Task prompt =>
Using the listing below, return every line that includes "Associated".

########################################

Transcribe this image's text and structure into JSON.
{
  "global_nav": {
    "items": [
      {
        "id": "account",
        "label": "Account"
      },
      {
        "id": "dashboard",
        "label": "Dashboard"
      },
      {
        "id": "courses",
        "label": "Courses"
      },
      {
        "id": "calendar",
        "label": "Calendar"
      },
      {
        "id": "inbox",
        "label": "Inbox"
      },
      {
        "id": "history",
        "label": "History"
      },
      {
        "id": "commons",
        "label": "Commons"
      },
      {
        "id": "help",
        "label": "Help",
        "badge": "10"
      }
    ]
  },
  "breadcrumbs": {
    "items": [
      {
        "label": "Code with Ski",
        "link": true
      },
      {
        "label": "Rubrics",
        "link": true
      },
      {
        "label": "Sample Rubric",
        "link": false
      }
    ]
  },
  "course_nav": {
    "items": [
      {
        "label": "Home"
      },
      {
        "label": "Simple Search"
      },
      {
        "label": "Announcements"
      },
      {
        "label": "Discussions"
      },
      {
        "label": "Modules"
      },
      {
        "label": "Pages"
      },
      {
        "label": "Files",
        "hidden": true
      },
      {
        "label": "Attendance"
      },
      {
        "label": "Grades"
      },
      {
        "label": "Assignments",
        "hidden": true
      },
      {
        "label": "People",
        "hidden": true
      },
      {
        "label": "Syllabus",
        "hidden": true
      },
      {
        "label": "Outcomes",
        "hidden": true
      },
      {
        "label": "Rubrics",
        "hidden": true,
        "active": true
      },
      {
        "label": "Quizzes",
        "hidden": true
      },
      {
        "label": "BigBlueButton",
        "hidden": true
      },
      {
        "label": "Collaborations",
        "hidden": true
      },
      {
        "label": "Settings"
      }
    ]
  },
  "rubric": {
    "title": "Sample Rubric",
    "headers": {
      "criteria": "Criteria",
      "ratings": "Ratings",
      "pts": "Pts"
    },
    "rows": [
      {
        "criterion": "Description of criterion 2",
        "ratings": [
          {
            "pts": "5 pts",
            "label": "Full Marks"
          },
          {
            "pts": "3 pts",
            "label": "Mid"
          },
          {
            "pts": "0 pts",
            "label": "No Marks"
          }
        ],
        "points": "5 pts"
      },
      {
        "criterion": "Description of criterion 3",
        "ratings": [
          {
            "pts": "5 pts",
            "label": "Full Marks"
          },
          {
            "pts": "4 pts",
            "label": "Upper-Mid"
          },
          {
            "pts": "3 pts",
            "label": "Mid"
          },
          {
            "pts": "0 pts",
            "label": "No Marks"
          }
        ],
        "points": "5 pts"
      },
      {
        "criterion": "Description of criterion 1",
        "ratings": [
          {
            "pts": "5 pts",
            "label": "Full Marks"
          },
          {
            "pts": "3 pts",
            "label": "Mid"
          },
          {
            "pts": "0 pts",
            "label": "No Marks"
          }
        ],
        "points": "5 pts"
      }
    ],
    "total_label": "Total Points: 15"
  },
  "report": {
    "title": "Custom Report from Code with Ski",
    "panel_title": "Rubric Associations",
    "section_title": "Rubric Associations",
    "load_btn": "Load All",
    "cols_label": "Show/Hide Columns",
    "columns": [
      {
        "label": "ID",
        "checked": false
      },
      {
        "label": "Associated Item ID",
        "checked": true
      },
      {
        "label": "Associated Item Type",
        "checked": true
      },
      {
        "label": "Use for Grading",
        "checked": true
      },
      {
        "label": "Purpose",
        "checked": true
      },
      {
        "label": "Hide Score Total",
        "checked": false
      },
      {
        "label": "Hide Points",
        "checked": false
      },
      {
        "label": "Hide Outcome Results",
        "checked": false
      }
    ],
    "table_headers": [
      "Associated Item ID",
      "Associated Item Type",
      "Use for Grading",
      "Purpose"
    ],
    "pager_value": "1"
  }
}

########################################

Output for this exercise =>
        "label": "Associated Item ID",
        "label": "Associated Item Type",
      "Associated Item ID",
      "Associated Item Type",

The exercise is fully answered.